One of the most common questions I get about stable value funds is, “Why should my plan use stable value funds instead of money market funds?” It’s a fair question, and one I can answer in three simple charts.
First, stable value funds historically have higher returns than their money market counterparts. In fact, Vanguard stable value products have outperformed money market funds over the long term in multiple market and rate environments. You can also see stable value has outperformed money market funds by an average annual basis of 180 basis points over the last 10 years.
Past performance is no guarantee of future returns. There may be other material differences between products that must be considered prior to investing.
Rolling 12-month returns as of December 31, 2002, through December 31, 2020.
Sources: Vanguard and Lipper, a Thomson Reuters Company.
The second chart I’ll share is one of my favorites. Vanguard stable value can provide returns on par with short- to intermediate-term bonds, but with the stability you generally see with money markets. That’s a very attractive risk/return profile. Combine that with the chart above, and the case for Vanguard stable value gets stronger.
Past performance is no guarantee of future returns. The performance of an index is not an exact representation of any particular investment, as you cannot invest directly in an index. There may be other material differences between products that must be considered prior to investing.
Sources: Vanguard; Bloomberg Barclays; and Lipper, a Thomson Reuters Company.
Based on 10 years of returns and return volatility (standard deviation of rolling 12-month returns) as of December 21, 2020.
This third chart shows stable value funds are not only more widely offered in defined contribution plans, the demand is there as well. Stable value funds are twice as popular with participants as money market funds.
Source: How America Saves 2020, Vanguard.
I know I said three charts but I couldn’t help myself! As you probably know, stable value funds invest, directly or indirectly, in high-quality, short- to intermediate-term fixed income investments, and are distinguished from bond funds by maintaining a constant $1 share price net asset value (NAV). The chart below shows how the returns from the underlying strategies are smoothed to provide consistent, positive returns via the crediting rate for stable value investors. The smoothed returns and $1 NAV are enabled through the use of wrap contracts.
Past performance is no guarantee of future returns.
Source: Vanguard, as of December 31, 2020.
Note: The data is for Vanguard Retirement Savings Master Trust and used here for illustrative purposes only. The Master Trust is a collective of all share classes, and figures are net of contracts fees but gross of administrative fees. Participants’ actual net returns will vary based on share class.
You can read our research, Stable Value Funds: Considerations for Plan Fiduciaries, to learn more about the benefits and risks of stable value funds.
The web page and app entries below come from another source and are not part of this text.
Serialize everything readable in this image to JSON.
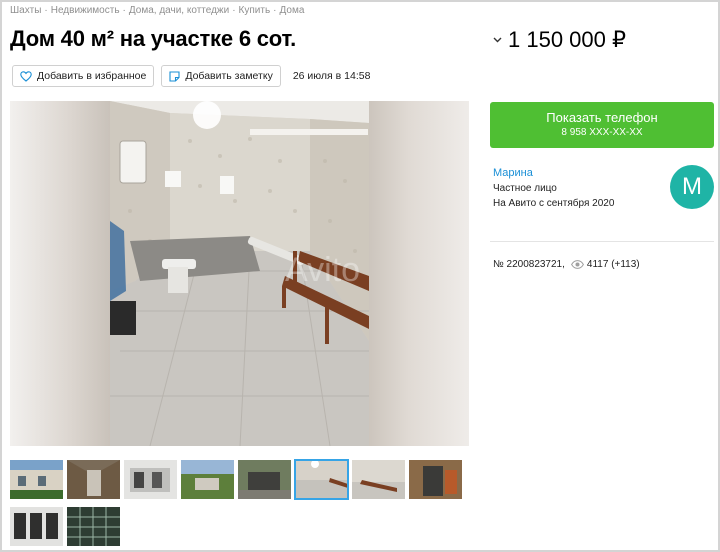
{
  "breadcrumbs": [
    "Шахты",
    "Недвижимость",
    "Дома, дачи, коттеджи",
    "Купить",
    "Дома"
  ],
  "breadcrumb_separator": "·",
  "title": "Дом 40 м² на участке 6 сот.",
  "price": "1 150 000 ₽",
  "actions": {
    "favorite_label": "Добавить в избранное",
    "note_label": "Добавить заметку",
    "date": "26 июля в 14:58"
  },
  "gallery": {
    "watermark": "Avito",
    "thumbnail_count": 10,
    "active_thumbnail": 6
  },
  "contact": {
    "button_label": "Показать телефон",
    "phone_masked": "8 958 XXX-XX-XX"
  },
  "seller": {
    "name": "Марина",
    "type": "Частное лицо",
    "since": "На Авито с сентября 2020",
    "avatar_letter": "M"
  },
  "listing": {
    "number": "№ 2200823721,",
    "views": "4117 (+113)"
  },
  "colors": {
    "phone_button": "#4fbf33",
    "link": "#1a8fd6",
    "avatar": "#1fb4a6",
    "thumb_active": "#36a4e6"
  }
}
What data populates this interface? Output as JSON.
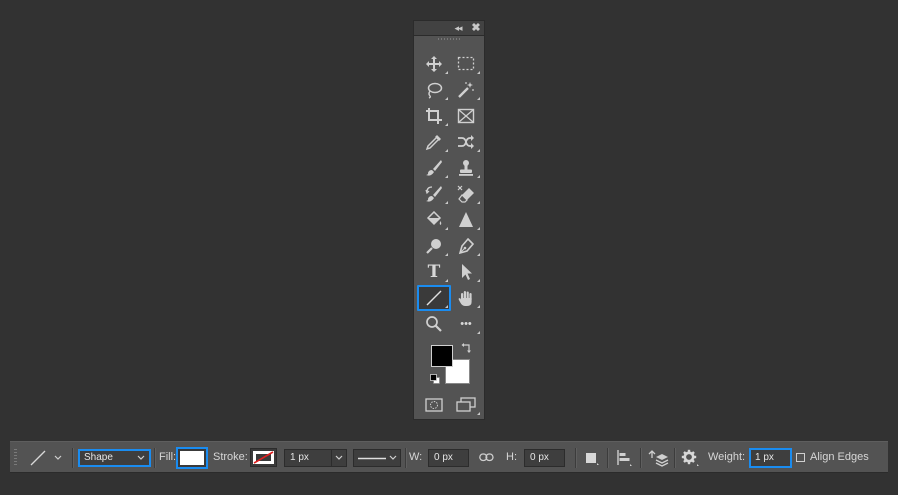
{
  "tools_panel": {
    "collapse_glyph": "◂◂",
    "close_glyph": "✖",
    "tools": [
      {
        "name": "move-tool",
        "icon": "move-icon"
      },
      {
        "name": "rectangular-marquee-tool",
        "icon": "marquee-icon"
      },
      {
        "name": "lasso-tool",
        "icon": "lasso-icon"
      },
      {
        "name": "magic-wand-tool",
        "icon": "magic-wand-icon"
      },
      {
        "name": "crop-tool",
        "icon": "crop-icon"
      },
      {
        "name": "frame-tool",
        "icon": "frame-icon"
      },
      {
        "name": "eyedropper-tool",
        "icon": "eyedropper-icon"
      },
      {
        "name": "content-aware-move-tool",
        "icon": "content-aware-move-icon"
      },
      {
        "name": "brush-tool",
        "icon": "brush-icon"
      },
      {
        "name": "clone-stamp-tool",
        "icon": "stamp-icon"
      },
      {
        "name": "history-brush-tool",
        "icon": "history-brush-icon"
      },
      {
        "name": "eraser-tool",
        "icon": "eraser-icon"
      },
      {
        "name": "paint-bucket-tool",
        "icon": "paint-bucket-icon"
      },
      {
        "name": "blur-tool",
        "icon": "blur-triangle-icon"
      },
      {
        "name": "dodge-tool",
        "icon": "dodge-icon"
      },
      {
        "name": "pen-tool",
        "icon": "pen-icon"
      },
      {
        "name": "type-tool",
        "icon": "type-icon",
        "glyph": "T"
      },
      {
        "name": "path-selection-tool",
        "icon": "arrow-icon"
      },
      {
        "name": "line-tool",
        "icon": "line-icon",
        "selected": true
      },
      {
        "name": "hand-tool",
        "icon": "hand-icon"
      },
      {
        "name": "zoom-tool",
        "icon": "zoom-icon"
      },
      {
        "name": "edit-toolbar",
        "icon": "more-icon",
        "glyph": "•••"
      }
    ],
    "foreground_color": "#000000",
    "background_color": "#ffffff",
    "bottom": [
      {
        "name": "quick-mask-button",
        "icon": "quick-mask-icon"
      },
      {
        "name": "screen-mode-button",
        "icon": "screen-mode-icon"
      }
    ]
  },
  "options_bar": {
    "tool_preset_icon": "line-icon",
    "mode_value": "Shape",
    "fill_label": "Fill:",
    "fill_color": "#ffffff",
    "stroke_label": "Stroke:",
    "stroke_width": "1 px",
    "w_label": "W:",
    "w_value": "0 px",
    "h_label": "H:",
    "h_value": "0 px",
    "weight_label": "Weight:",
    "weight_value": "1 px",
    "align_edges_label": "Align Edges",
    "align_edges_checked": false,
    "accent_color": "#1a8cf0"
  }
}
- A stable value investment is neither insured nor guaranteed by the U.S. government. There is no assurance that the investment will be able to maintain a stable net asset value, and it is possible to lose money in such an investment.
- Vanguard Retirement Savings Trust is not a mutual fund. It is a collective trust available only to tax-qualified plans and their eligible participants. Investment objectives, risks, charges, expenses, and other important information should be considered carefully before investing. The collective trust mandates are managed by Vanguard Fiduciary Trust Company, a wholly owned subsidiary of The Vanguard Group, Inc.
- All investing is subject to risk, including the possible loss of the money you invest. Diversification does not ensure a profit or protect against a loss.